I stood outside in the vicious cold and snow, with winds blowing at 20 or 25 mph, waiting for the bus to Sullivan Square. I waited and waited and waited some more. I was out there for a good 30 minutes and I was not dressed warmly. I was chilled to the marrow by the time the bus came, shivering and shaking and with wet feet. My nose was frozen and my eyes were watering. My ears hurt like hell, even with my long hair of the time covering them somewhat.
The bus came and I got on, but I discovered to my dismay that it wasn't much warmer. There was no wind or snow inside the bus, of course, but the heater wasn't working, either. I didn't warm up much on the 15-minute ride to Sullivan Square.
The bus pulled into the station, which was basically a huge wood and cement barn open on both ends, so the wind whipped through it making me entirely as miserable as I had been at the bus stop before. I heard a train. I reached into my pocket with frozen fingers to get some coins, paid my fare, and ran upstairs to the elevated platform just as the train pulled out towards downtown.
This was even worse than the bus stop. The elevated platform was completely open and perhaps 20 feet in the air. It stood alongside a section of I-93, so while you waited for the train, cars would go by at eye level. It also was very close to the Mystic River and there wasn't much of anything near that platform to cut the wind. It was perhaps the coldest spot in the entire city that night.
I stood there on the platform with the wind whipping and the snow blowing and my nose frozen and my feet wet and feeling very sorry for myself. Then, something caught my attention.
If you're a veteran of public transit, and perhaps subways in particular, you know that at one time many subway and elevated railway stations had waiting rooms. These were places where someone could get out of the elements for at least a short while while they waited for a train. At the time of this story, these waiting rooms were already pretty much a thing of the past. Too many winos used them as urinals or bedrooms, and the liability risks had become such that the T always kept the doors to them locked. This night, though, out of the corner of my eye, I saw that the lights were actually on in the waiting room at Sullivan Square.
Could it be? Might the doors actually be unlocked and would I be able to go inside and get out of the wind? I pretty much ran over there to check it out.
YES! YES! YES!!! Not only were the doors unlocked, but when I stepped inside it was as warm as Miami in July. Some wonderful, blessed angel employed by the T had turned the heater on full blast. My face began to melt. My nose, as it defrosted, dripped both inside and out, but snot was a small price to pay for such relief.

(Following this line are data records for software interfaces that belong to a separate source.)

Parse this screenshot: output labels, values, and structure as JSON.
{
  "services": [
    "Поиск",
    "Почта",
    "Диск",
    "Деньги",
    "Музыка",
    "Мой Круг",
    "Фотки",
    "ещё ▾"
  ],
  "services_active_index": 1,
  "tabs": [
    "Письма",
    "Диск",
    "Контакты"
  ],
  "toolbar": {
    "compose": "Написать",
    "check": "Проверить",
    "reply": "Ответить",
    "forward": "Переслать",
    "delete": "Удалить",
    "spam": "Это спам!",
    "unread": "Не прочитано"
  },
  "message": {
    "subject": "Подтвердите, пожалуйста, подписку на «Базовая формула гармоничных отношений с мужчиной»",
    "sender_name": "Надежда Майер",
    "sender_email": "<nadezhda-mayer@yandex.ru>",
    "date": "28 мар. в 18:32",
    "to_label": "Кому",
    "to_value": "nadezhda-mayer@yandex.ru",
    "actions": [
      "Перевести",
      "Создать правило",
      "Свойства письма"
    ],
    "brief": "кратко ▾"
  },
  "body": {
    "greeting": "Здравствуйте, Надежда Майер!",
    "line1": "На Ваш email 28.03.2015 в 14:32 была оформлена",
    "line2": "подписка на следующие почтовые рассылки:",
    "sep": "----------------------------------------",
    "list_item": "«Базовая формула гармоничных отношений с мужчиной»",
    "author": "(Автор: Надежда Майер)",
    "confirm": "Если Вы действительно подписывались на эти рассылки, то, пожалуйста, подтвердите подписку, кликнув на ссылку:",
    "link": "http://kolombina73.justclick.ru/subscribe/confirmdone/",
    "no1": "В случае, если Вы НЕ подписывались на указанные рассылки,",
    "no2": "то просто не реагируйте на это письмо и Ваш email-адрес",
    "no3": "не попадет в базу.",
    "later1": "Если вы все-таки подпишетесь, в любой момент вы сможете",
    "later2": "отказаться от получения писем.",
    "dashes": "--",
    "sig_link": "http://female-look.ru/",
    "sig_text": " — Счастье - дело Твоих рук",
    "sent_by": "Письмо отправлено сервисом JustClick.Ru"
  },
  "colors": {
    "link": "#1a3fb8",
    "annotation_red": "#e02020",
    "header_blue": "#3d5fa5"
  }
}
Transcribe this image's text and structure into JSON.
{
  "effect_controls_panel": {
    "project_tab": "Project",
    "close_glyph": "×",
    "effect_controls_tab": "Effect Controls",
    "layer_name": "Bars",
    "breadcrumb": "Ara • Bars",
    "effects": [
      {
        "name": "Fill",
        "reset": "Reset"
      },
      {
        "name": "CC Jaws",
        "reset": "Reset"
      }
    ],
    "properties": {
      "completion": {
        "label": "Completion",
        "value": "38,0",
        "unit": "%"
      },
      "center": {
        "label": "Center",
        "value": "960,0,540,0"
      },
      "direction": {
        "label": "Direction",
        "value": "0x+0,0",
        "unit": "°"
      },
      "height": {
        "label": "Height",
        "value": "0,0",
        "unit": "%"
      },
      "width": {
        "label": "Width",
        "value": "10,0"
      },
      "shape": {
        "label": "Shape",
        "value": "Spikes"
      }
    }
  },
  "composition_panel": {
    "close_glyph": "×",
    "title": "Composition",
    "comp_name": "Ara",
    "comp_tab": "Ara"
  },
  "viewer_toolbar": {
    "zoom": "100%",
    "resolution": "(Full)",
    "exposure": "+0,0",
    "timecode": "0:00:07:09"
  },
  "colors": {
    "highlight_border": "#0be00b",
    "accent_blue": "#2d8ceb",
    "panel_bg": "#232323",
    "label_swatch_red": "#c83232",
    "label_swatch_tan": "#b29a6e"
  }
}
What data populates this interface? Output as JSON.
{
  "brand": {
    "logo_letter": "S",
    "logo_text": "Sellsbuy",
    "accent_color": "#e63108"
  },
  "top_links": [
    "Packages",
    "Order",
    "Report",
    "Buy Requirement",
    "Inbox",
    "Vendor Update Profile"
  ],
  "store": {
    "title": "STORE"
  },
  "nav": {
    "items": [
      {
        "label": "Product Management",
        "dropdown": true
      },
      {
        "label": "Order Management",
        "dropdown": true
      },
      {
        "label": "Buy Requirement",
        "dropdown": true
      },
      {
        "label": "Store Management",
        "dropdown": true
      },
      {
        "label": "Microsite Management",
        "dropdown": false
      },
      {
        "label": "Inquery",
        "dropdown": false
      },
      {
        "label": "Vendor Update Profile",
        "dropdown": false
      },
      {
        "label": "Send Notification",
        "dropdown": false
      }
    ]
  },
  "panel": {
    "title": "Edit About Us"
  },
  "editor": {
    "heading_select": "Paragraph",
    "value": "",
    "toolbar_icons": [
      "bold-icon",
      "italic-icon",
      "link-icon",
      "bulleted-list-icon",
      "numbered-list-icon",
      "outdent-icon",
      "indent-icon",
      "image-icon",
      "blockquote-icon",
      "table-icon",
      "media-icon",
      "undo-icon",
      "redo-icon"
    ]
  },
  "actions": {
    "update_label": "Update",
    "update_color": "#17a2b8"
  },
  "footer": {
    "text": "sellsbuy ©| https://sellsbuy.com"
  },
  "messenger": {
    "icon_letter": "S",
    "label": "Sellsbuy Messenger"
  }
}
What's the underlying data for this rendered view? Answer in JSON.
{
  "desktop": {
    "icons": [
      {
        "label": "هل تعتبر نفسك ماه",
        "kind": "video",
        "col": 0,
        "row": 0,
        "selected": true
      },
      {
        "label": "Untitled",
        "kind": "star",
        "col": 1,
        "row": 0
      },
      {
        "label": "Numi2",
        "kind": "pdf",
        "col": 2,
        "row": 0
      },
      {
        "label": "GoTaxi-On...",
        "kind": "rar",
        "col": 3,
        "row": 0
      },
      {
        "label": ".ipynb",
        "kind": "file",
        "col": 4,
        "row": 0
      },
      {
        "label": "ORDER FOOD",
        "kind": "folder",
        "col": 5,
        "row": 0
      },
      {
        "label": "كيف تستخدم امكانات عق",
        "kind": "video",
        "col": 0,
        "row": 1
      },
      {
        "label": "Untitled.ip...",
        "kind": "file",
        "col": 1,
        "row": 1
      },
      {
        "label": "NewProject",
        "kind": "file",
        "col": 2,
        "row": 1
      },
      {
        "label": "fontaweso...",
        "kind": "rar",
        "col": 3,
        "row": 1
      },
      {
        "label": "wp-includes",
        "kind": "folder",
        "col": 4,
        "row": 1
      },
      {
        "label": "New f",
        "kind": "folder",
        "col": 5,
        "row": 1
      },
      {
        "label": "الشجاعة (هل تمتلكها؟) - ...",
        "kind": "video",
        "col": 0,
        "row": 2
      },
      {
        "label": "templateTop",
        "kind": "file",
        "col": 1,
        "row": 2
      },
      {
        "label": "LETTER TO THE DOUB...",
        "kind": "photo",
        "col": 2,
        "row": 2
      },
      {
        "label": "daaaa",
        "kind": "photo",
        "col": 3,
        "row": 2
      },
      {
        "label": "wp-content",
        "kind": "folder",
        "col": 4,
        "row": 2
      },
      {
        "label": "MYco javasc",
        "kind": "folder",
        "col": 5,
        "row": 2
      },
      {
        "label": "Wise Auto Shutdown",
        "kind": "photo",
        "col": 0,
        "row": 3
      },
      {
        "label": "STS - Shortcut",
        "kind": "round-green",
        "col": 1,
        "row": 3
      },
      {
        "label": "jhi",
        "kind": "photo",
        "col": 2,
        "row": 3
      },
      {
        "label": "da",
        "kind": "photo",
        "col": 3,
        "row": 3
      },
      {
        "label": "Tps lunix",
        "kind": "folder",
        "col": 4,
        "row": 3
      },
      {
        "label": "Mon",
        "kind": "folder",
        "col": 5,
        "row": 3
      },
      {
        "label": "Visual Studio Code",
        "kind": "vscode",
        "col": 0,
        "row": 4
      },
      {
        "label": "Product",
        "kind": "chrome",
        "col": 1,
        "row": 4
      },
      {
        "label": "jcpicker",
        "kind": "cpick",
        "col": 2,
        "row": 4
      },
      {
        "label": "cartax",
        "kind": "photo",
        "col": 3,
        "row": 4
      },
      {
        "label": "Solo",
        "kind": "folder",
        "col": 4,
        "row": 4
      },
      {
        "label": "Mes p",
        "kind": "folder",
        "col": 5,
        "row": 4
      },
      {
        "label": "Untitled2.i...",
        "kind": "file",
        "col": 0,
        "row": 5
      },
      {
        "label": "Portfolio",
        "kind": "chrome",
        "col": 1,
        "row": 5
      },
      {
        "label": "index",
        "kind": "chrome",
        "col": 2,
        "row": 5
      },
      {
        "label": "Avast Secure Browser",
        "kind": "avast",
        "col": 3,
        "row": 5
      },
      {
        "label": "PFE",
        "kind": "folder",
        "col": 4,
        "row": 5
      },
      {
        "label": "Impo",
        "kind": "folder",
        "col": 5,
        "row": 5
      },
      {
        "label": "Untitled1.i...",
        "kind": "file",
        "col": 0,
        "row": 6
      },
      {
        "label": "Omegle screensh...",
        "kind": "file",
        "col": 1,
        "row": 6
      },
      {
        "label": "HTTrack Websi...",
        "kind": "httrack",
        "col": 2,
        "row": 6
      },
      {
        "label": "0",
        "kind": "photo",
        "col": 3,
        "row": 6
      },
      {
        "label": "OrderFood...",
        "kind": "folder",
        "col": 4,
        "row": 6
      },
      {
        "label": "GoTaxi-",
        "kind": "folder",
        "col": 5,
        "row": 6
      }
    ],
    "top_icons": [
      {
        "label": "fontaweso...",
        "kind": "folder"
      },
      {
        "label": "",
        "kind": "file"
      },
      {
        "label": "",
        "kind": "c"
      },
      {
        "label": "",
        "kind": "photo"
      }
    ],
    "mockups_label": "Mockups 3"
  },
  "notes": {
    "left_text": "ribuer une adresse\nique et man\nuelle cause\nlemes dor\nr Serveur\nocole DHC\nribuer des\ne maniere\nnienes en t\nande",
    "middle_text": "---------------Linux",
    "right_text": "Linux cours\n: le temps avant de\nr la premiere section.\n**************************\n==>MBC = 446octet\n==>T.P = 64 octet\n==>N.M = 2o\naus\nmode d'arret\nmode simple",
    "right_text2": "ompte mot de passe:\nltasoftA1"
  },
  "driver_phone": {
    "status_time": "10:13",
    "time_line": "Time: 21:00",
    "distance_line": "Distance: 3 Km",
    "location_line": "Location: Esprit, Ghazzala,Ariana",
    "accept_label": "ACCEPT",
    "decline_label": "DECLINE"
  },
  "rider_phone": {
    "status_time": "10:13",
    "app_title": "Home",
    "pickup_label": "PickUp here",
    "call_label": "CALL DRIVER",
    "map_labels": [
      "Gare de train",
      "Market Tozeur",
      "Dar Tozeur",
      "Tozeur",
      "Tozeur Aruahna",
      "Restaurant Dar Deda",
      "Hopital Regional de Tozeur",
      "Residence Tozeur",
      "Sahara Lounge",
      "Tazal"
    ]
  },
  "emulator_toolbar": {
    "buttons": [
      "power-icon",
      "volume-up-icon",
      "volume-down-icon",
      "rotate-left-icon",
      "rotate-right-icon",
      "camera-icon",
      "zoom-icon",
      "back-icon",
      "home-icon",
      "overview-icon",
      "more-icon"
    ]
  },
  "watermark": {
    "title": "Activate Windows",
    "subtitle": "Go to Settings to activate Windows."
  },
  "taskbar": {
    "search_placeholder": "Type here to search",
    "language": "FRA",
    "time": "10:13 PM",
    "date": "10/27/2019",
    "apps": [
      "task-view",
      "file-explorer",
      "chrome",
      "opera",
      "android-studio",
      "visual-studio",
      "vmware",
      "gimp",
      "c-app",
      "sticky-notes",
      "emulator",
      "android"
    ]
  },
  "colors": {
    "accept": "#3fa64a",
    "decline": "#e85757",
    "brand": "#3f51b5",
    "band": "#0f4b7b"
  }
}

I should mention that, in those days when dinosaurs roamed the earth, it was perfectly legal to smoke in train stations. Some people were still pissed about not being allowed to smoke in the cars themselves, as had been legal up until recently. So, to make my circle of happiness complete, I plopped down on a wooden bench and lit up a Kool, inhaling the menthol deeply. I had never been, nor have I ever been, more happy in the subway than I was at that moment. It smelled like piss, there were a few spiders crawling around, my clothes were still wet, and I had a post-nasal drip that wouldn't quit, but I was pretty much in heaven.
And that was my happiest moment in the subway. The End.
(Note to aspiring writers: If you don't know what "allegory" is, you should. The weather and the bus and the subway are life, while that smelly dirty waiting room was the band. To an outsider, that waiting room was just a piss-ridden bug-infested pit. And the band was a catastrophe. But my happiness was immense, and very real, in both situations.)